Those who live in Nevada or anywhere else may no longer have a close relationship with a child or other family member. In some cases, an individual may want to exclude that family member from an estate plan. If it becomes necessary to fully or partially disinherit someone, it is generally better to do so with a living trust. This is because a trust is harder to challenge than a will.
In most cases, only a beneficiary can challenge a trust. Almost any interested party can challenge a will by claiming that the person who created it did so under duress. Furthermore, the trust is a private document while the details of a will are made available to the public. Since the will can be seen by anybody, a family member who has been disinherited may challenge it to save face.

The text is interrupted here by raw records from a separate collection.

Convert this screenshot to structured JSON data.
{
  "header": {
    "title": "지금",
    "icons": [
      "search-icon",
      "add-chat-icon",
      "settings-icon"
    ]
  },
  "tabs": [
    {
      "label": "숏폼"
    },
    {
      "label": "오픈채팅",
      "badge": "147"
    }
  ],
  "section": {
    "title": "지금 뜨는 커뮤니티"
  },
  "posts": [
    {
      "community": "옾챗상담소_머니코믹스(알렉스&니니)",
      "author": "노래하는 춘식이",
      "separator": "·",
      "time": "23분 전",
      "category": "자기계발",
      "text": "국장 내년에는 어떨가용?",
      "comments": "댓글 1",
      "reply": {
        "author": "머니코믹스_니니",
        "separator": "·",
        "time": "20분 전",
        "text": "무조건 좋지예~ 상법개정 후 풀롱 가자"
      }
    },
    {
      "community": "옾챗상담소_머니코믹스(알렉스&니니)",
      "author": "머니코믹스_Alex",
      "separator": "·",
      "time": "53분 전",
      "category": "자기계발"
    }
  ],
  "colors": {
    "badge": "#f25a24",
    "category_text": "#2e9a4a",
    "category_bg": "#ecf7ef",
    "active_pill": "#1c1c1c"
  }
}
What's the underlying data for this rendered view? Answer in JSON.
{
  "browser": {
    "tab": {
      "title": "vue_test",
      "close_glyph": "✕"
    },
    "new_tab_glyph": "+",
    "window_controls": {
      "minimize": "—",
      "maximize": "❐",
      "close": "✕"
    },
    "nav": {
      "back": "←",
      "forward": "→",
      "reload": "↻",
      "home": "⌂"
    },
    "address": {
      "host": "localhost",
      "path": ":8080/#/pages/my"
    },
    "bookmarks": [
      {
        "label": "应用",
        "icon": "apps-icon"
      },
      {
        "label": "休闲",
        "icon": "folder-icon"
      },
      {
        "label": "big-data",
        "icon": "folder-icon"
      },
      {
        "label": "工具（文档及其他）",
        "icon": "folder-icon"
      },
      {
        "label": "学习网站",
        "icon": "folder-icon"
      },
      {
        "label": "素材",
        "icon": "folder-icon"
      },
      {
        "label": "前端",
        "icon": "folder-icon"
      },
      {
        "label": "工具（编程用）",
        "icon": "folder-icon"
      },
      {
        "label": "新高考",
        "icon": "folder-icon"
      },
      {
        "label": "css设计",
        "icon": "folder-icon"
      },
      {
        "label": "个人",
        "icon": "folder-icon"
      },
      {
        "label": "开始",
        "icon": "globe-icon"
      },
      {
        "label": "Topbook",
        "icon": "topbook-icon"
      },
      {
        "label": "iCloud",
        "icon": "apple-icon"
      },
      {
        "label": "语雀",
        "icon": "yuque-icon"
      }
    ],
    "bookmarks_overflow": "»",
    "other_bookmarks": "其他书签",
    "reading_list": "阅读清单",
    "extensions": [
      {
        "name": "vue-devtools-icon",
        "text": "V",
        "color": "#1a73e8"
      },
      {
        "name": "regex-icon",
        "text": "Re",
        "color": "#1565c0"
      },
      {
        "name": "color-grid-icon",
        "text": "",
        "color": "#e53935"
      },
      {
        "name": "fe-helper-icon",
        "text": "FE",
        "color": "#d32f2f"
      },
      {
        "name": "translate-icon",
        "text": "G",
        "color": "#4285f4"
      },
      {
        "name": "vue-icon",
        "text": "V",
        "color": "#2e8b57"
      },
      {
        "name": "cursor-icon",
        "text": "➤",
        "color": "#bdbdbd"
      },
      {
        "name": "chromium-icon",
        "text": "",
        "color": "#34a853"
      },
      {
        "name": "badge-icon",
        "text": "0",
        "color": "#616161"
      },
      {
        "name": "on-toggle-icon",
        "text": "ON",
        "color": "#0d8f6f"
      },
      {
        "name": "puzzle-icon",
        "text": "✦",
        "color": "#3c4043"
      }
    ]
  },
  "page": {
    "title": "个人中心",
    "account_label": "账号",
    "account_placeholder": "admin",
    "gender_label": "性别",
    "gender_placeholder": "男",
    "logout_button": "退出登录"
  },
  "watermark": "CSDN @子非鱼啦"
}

Usually, a trust is created years or decades before a person’s death, which means that the creator is generally of sound mind. It is also likely that a trust has been properly funded and used to pay bills or take care of other needs. Ultimately, it could undermine any argument that its creator was mentally incapacitated or otherwise didn’t understand how the document was structured. Those who don’t want to create a trust can use beneficiary designations to disinherit a relative.
Creating a will may be an effective way to transfer assets after passing. However, relying solely on a will may be problematic for those who want to disinherit someone. It is also important to know that the terms of a will don’t take effect until a person passes. Therefore, it might not be helpful to someone who is alive but incapacitated. An attorney may help an individual craft an adequate estate plan.